#### PROBLEM TO SOLVE:
For this task, retype the records below exactly.

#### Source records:
______________________________

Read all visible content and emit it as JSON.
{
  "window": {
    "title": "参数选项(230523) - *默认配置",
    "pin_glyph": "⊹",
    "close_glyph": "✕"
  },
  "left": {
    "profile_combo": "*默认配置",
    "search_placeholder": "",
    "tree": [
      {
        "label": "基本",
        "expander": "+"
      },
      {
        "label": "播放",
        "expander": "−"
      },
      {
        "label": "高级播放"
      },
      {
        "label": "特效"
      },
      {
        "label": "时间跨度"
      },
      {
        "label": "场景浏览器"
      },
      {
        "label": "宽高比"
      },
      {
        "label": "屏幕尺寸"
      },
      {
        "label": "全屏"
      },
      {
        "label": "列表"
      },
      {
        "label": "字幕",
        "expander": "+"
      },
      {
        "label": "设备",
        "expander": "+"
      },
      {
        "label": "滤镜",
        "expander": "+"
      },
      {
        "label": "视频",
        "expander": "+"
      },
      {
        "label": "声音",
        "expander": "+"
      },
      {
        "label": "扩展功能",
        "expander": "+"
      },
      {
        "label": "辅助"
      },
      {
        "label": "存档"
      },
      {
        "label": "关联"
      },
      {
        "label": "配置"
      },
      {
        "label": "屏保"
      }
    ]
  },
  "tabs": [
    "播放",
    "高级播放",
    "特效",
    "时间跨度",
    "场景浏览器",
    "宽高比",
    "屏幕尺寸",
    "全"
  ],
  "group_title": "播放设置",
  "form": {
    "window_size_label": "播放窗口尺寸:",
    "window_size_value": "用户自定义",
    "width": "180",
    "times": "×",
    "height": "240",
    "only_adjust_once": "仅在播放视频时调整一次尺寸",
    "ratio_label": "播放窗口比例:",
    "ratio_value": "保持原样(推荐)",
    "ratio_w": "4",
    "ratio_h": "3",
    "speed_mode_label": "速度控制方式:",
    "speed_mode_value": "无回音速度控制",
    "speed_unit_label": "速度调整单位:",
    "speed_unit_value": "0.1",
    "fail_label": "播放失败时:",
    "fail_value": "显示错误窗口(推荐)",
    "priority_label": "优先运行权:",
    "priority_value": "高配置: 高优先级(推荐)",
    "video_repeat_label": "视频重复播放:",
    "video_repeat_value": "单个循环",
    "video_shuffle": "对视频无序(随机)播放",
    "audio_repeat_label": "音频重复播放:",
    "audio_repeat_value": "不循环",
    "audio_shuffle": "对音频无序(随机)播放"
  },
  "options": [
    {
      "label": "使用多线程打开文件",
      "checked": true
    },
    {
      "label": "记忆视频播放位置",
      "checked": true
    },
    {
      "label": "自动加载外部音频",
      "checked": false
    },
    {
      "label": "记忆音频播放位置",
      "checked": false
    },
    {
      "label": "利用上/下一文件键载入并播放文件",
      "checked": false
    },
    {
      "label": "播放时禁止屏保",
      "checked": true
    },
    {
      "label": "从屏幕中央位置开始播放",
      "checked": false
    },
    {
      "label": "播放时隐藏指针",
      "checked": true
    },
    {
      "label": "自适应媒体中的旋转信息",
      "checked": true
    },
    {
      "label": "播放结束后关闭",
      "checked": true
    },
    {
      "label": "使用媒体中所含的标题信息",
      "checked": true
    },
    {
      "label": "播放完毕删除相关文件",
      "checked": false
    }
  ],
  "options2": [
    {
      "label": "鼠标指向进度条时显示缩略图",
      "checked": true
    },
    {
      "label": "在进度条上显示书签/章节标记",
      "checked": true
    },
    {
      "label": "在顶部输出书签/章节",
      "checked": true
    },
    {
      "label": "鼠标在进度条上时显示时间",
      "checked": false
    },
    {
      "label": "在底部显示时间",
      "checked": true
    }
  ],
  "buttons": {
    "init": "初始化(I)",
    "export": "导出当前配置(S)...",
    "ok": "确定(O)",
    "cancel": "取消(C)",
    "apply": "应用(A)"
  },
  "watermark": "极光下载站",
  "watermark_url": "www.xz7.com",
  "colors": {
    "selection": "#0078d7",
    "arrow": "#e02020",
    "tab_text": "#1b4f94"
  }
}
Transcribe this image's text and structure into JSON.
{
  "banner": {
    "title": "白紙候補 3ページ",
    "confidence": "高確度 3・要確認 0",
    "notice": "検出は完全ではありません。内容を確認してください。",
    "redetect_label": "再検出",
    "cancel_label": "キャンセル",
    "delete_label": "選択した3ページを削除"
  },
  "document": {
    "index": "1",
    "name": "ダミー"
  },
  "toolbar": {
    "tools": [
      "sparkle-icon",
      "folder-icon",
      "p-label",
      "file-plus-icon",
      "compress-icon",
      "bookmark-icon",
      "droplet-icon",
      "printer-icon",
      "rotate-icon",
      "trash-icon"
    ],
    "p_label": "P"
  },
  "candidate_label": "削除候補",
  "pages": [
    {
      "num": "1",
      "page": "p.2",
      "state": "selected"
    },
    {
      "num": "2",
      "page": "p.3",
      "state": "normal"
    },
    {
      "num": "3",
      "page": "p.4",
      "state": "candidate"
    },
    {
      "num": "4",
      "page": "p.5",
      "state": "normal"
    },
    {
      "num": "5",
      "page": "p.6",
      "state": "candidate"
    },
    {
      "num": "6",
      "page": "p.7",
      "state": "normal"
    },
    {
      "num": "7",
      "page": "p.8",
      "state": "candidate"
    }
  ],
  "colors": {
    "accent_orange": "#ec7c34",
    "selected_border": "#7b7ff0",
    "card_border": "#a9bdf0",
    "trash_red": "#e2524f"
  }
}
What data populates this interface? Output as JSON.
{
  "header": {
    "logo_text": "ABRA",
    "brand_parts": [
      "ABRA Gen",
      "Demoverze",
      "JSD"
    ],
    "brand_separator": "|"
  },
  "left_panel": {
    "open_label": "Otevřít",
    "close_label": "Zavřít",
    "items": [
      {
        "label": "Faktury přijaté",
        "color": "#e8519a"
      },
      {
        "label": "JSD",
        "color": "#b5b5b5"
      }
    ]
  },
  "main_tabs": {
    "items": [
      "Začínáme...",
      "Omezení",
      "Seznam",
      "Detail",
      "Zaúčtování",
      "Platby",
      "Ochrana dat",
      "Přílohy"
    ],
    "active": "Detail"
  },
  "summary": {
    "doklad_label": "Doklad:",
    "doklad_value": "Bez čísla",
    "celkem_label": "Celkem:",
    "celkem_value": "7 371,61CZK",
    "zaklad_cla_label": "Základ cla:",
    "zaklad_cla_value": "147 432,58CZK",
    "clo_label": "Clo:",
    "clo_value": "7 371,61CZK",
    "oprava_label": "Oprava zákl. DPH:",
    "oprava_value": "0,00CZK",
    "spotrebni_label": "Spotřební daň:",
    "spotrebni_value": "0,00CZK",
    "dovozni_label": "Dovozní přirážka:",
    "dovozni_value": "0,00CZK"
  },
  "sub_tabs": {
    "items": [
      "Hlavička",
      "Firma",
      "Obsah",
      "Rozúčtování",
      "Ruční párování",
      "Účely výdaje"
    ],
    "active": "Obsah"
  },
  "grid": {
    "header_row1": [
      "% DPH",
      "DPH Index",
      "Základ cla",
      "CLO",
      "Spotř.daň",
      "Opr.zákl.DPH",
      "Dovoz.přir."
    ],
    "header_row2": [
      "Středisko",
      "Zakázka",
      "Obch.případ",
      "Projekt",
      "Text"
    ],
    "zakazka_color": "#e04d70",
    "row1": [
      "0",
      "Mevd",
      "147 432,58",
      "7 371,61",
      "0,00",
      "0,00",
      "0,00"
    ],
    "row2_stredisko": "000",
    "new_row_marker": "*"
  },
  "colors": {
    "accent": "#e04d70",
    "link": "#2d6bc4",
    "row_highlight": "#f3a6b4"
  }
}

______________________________

#### ANSWER FOR THIS EXERCISE:
Read all visible content and emit it as JSON.
{
  "window": {
    "title": "参数选项(230523) - *默认配置",
    "pin_glyph": "⊹",
    "close_glyph": "✕"
  },
  "left": {
    "profile_combo": "*默认配置",
    "search_placeholder": "",
    "tree": [
      {
        "label": "基本",
        "expander": "+"
      },
      {
        "label": "播放",
        "expander": "−"
      },
      {
        "label": "高级播放"
      },
      {
        "label": "特效"
      },
      {
        "label": "时间跨度"
      },
      {
        "label": "场景浏览器"
      },
      {
        "label": "宽高比"
      },
      {
        "label": "屏幕尺寸"
      },
      {
        "label": "全屏"
      },
      {
        "label": "列表"
      },
      {
        "label": "字幕",
        "expander": "+"
      },
      {
        "label": "设备",
        "expander": "+"
      },
      {
        "label": "滤镜",
        "expander": "+"
      },
      {
        "label": "视频",
        "expander": "+"
      },
      {
        "label": "声音",
        "expander": "+"
      },
      {
        "label": "扩展功能",
        "expander": "+"
      },
      {
        "label": "辅助"
      },
      {
        "label": "存档"
      },
      {
        "label": "关联"
      },
      {
        "label": "配置"
      },
      {
        "label": "屏保"
      }
    ]
  },
  "tabs": [
    "播放",
    "高级播放",
    "特效",
    "时间跨度",
    "场景浏览器",
    "宽高比",
    "屏幕尺寸",
    "全"
  ],
  "group_title": "播放设置",
  "form": {
    "window_size_label": "播放窗口尺寸:",
    "window_size_value": "用户自定义",
    "width": "180",
    "times": "×",
    "height": "240",
    "only_adjust_once": "仅在播放视频时调整一次尺寸",
    "ratio_label": "播放窗口比例:",
    "ratio_value": "保持原样(推荐)",
    "ratio_w": "4",
    "ratio_h": "3",
    "speed_mode_label": "速度控制方式:",
    "speed_mode_value": "无回音速度控制",
    "speed_unit_label": "速度调整单位:",
    "speed_unit_value": "0.1",
    "fail_label": "播放失败时:",
    "fail_value": "显示错误窗口(推荐)",
    "priority_label": "优先运行权:",
    "priority_value": "高配置: 高优先级(推荐)",
    "video_repeat_label": "视频重复播放:",
    "video_repeat_value": "单个循环",
    "video_shuffle": "对视频无序(随机)播放",
    "audio_repeat_label": "音频重复播放:",
    "audio_repeat_value": "不循环",
    "audio_shuffle": "对音频无序(随机)播放"
  },
  "options": [
    {
      "label": "使用多线程打开文件",
      "checked": true
    },
    {
      "label": "记忆视频播放位置",
      "checked": true
    },
    {
      "label": "自动加载外部音频",
      "checked": false
    },
    {
      "label": "记忆音频播放位置",
      "checked": false
    },
    {
      "label": "利用上/下一文件键载入并播放文件",
      "checked": false
    },
    {
      "label": "播放时禁止屏保",
      "checked": true
    },
    {
      "label": "从屏幕中央位置开始播放",
      "checked": false
    },
    {
      "label": "播放时隐藏指针",
      "checked": true
    },
    {
      "label": "自适应媒体中的旋转信息",
      "checked": true
    },
    {
      "label": "播放结束后关闭",
      "checked": true
    },
    {
      "label": "使用媒体中所含的标题信息",
      "checked": true
    },
    {
      "label": "播放完毕删除相关文件",
      "checked": false
    }
  ],
  "options2": [
    {
      "label": "鼠标指向进度条时显示缩略图",
      "checked": true
    },
    {
      "label": "在进度条上显示书签/章节标记",
      "checked": true
    },
    {
      "label": "在顶部输出书签/章节",
      "checked": true
    },
    {
      "label": "鼠标在进度条上时显示时间",
      "checked": false
    },
    {
      "label": "在底部显示时间",
      "checked": true
    }
  ],
  "buttons": {
    "init": "初始化(I)",
    "export": "导出当前配置(S)...",
    "ok": "确定(O)",
    "cancel": "取消(C)",
    "apply": "应用(A)"
  },
  "watermark": "极光下载站",
  "watermark_url": "www.xz7.com",
  "colors": {
    "selection": "#0078d7",
    "arrow": "#e02020",
    "tab_text": "#1b4f94"
  }
}
Transcribe this image's text and structure into JSON.
{
  "banner": {
    "title": "白紙候補 3ページ",
    "confidence": "高確度 3・要確認 0",
    "notice": "検出は完全ではありません。内容を確認してください。",
    "redetect_label": "再検出",
    "cancel_label": "キャンセル",
    "delete_label": "選択した3ページを削除"
  },
  "document": {
    "index": "1",
    "name": "ダミー"
  },
  "toolbar": {
    "tools": [
      "sparkle-icon",
      "folder-icon",
      "p-label",
      "file-plus-icon",
      "compress-icon",
      "bookmark-icon",
      "droplet-icon",
      "printer-icon",
      "rotate-icon",
      "trash-icon"
    ],
    "p_label": "P"
  },
  "candidate_label": "削除候補",
  "pages": [
    {
      "num": "1",
      "page": "p.2",
      "state": "selected"
    },
    {
      "num": "2",
      "page": "p.3",
      "state": "normal"
    },
    {
      "num": "3",
      "page": "p.4",
      "state": "candidate"
    },
    {
      "num": "4",
      "page": "p.5",
      "state": "normal"
    },
    {
      "num": "5",
      "page": "p.6",
      "state": "candidate"
    },
    {
      "num": "6",
      "page": "p.7",
      "state": "normal"
    },
    {
      "num": "7",
      "page": "p.8",
      "state": "candidate"
    }
  ],
  "colors": {
    "accent_orange": "#ec7c34",
    "selected_border": "#7b7ff0",
    "card_border": "#a9bdf0",
    "trash_red": "#e2524f"
  }
}
What data populates this interface? Output as JSON.
{
  "header": {
    "logo_text": "ABRA",
    "brand_parts": [
      "ABRA Gen",
      "Demoverze",
      "JSD"
    ],
    "brand_separator": "|"
  },
  "left_panel": {
    "open_label": "Otevřít",
    "close_label": "Zavřít",
    "items": [
      {
        "label": "Faktury přijaté",
        "color": "#e8519a"
      },
      {
        "label": "JSD",
        "color": "#b5b5b5"
      }
    ]
  },
  "main_tabs": {
    "items": [
      "Začínáme...",
      "Omezení",
      "Seznam",
      "Detail",
      "Zaúčtování",
      "Platby",
      "Ochrana dat",
      "Přílohy"
    ],
    "active": "Detail"
  },
  "summary": {
    "doklad_label": "Doklad:",
    "doklad_value": "Bez čísla",
    "celkem_label": "Celkem:",
    "celkem_value": "7 371,61CZK",
    "zaklad_cla_label": "Základ cla:",
    "zaklad_cla_value": "147 432,58CZK",
    "clo_label": "Clo:",
    "clo_value": "7 371,61CZK",
    "oprava_label": "Oprava zákl. DPH:",
    "oprava_value": "0,00CZK",
    "spotrebni_label": "Spotřební daň:",
    "spotrebni_value": "0,00CZK",
    "dovozni_label": "Dovozní přirážka:",
    "dovozni_value": "0,00CZK"
  },
  "sub_tabs": {
    "items": [
      "Hlavička",
      "Firma",
      "Obsah",
      "Rozúčtování",
      "Ruční párování",
      "Účely výdaje"
    ],
    "active": "Obsah"
  },
  "grid": {
    "header_row1": [
      "% DPH",
      "DPH Index",
      "Základ cla",
      "CLO",
      "Spotř.daň",
      "Opr.zákl.DPH",
      "Dovoz.přir."
    ],
    "header_row2": [
      "Středisko",
      "Zakázka",
      "Obch.případ",
      "Projekt",
      "Text"
    ],
    "zakazka_color": "#e04d70",
    "row1": [
      "0",
      "Mevd",
      "147 432,58",
      "7 371,61",
      "0,00",
      "0,00",
      "0,00"
    ],
    "row2_stredisko": "000",
    "new_row_marker": "*"
  },
  "colors": {
    "accent": "#e04d70",
    "link": "#2d6bc4",
    "row_highlight": "#f3a6b4"
  }
}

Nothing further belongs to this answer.